INSTRUCTIONS TO FOLLOW.
If a line in the material below has the string "this", copy it out.

DATA FOR REVIEW.
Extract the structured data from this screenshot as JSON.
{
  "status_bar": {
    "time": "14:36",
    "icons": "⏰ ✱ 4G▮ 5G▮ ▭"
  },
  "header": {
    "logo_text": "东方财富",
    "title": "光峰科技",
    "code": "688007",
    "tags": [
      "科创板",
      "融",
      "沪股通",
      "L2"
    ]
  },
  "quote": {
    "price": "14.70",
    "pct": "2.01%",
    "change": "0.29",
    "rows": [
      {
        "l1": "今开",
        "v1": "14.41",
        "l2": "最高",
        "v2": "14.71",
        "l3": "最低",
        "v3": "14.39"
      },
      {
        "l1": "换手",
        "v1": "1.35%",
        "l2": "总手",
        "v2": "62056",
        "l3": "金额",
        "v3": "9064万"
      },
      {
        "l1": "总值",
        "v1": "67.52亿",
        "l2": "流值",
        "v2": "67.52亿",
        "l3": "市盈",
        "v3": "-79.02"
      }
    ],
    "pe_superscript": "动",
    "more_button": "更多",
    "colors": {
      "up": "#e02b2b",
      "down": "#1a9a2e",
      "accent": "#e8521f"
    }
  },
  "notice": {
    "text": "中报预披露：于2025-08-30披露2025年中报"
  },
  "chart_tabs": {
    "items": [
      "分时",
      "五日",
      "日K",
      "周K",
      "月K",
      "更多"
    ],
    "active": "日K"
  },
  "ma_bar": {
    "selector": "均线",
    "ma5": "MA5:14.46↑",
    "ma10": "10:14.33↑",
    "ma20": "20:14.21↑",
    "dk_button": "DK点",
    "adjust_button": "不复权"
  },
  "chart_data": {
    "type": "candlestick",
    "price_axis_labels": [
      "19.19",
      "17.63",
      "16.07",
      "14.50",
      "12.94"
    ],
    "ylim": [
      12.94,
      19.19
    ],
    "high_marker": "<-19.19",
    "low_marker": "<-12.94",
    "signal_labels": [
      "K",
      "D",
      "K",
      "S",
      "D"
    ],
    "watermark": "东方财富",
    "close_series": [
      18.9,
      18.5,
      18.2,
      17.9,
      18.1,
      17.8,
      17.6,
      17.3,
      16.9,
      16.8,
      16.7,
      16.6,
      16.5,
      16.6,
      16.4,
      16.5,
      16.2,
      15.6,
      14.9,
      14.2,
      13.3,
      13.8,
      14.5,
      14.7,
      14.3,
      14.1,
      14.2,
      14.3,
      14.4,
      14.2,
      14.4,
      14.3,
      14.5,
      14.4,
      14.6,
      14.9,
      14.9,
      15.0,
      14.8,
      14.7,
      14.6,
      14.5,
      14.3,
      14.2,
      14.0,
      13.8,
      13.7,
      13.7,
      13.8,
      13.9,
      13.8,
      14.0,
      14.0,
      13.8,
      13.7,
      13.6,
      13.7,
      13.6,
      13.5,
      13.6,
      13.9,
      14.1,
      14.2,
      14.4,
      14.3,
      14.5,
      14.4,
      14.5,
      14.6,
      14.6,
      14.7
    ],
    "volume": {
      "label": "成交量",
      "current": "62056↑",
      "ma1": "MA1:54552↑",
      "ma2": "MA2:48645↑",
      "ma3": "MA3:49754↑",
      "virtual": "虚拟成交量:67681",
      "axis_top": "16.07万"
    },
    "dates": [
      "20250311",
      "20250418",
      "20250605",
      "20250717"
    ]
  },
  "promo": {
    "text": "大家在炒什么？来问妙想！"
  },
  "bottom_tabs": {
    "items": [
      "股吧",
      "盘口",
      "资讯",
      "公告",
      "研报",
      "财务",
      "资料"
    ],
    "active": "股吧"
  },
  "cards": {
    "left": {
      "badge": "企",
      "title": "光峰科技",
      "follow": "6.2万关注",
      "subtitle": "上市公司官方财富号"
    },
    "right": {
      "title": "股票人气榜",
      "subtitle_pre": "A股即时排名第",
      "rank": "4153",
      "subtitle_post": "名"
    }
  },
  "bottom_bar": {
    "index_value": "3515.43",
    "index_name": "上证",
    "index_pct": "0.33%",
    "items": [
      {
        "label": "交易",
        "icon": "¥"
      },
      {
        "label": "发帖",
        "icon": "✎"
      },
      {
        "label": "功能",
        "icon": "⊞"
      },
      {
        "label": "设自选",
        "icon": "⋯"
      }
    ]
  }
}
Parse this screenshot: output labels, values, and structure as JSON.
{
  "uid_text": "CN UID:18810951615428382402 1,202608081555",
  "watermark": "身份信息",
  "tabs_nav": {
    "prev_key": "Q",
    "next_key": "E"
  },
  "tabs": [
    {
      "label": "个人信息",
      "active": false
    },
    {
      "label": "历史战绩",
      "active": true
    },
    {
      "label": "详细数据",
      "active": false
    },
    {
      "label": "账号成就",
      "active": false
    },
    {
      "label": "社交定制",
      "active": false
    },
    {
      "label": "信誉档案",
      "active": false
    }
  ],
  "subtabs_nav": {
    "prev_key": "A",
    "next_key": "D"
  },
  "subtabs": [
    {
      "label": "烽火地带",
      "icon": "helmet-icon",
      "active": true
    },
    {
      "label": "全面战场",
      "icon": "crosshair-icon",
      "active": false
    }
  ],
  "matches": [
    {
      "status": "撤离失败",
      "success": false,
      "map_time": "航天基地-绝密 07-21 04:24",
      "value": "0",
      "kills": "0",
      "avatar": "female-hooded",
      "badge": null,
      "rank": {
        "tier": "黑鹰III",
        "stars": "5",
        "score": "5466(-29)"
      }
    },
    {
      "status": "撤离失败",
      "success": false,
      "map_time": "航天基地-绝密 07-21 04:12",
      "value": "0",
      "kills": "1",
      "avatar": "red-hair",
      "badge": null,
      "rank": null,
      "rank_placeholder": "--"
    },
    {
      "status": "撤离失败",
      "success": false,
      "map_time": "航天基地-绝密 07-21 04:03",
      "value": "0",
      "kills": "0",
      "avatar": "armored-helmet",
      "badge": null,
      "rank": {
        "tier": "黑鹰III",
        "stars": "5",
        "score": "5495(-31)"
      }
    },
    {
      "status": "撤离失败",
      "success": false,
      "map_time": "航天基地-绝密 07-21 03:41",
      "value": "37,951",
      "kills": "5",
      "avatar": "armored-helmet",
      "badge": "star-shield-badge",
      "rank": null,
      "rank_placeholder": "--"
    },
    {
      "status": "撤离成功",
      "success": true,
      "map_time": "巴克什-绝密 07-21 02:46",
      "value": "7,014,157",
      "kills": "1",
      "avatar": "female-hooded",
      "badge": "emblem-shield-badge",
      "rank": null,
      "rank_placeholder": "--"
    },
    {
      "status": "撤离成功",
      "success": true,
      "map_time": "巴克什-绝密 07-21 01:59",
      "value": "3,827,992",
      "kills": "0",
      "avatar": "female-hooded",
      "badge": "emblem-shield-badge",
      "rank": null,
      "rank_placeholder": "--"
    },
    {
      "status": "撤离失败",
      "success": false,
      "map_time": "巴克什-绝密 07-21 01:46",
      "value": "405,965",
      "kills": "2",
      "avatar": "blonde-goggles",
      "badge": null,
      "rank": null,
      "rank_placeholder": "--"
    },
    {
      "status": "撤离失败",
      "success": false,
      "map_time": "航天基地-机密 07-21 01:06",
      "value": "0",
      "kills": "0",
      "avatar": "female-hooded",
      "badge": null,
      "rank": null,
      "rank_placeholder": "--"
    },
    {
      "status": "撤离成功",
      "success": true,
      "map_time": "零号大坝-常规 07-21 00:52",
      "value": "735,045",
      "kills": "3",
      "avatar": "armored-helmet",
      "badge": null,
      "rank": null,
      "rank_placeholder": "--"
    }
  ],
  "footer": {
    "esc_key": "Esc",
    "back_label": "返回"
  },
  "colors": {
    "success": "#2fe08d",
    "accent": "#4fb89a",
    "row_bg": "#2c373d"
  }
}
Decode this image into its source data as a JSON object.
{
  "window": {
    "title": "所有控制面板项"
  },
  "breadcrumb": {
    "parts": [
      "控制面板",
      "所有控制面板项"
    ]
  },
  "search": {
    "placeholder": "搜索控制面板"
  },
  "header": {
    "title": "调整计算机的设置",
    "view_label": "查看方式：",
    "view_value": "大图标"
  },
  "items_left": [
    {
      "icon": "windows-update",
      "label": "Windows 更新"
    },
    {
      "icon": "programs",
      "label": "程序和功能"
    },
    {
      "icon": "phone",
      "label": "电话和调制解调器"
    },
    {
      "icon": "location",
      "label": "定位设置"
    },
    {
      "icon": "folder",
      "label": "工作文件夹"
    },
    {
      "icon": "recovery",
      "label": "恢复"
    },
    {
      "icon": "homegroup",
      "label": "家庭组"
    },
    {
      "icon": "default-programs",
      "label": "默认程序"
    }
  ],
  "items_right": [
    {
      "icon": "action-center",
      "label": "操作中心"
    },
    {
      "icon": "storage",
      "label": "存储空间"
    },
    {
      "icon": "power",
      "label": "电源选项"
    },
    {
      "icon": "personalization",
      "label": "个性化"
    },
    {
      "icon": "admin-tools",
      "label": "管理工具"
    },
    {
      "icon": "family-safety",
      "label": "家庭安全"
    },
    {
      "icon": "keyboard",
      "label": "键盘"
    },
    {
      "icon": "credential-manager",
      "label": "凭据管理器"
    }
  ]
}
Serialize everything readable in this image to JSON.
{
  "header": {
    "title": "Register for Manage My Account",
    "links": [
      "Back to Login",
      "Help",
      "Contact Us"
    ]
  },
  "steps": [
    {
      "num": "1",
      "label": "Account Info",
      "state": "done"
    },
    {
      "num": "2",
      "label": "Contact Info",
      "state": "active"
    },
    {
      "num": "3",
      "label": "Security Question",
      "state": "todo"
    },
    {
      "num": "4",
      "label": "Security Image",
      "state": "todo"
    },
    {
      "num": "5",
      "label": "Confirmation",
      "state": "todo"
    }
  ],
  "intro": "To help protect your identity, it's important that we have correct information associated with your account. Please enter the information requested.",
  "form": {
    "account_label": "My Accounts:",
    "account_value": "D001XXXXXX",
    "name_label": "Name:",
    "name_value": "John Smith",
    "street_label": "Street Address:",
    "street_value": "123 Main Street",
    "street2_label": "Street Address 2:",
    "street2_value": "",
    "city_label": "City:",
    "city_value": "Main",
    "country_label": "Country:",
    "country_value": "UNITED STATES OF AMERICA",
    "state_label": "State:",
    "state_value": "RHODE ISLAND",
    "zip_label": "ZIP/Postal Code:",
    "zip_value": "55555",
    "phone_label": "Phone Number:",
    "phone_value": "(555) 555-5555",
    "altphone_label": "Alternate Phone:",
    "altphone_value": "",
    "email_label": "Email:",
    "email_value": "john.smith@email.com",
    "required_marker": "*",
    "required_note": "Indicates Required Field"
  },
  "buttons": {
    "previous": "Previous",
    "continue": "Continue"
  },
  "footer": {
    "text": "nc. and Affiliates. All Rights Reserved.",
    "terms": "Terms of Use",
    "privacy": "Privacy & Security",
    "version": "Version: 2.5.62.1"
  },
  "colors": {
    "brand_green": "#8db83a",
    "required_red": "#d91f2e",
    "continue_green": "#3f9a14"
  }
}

RESPONSE.
Extract the structured data from this screenshot as JSON.
Parse this screenshot: output labels, values, and structure as JSON.
Decode this image into its source data as a JSON object.
Serialize everything readable in this image to JSON.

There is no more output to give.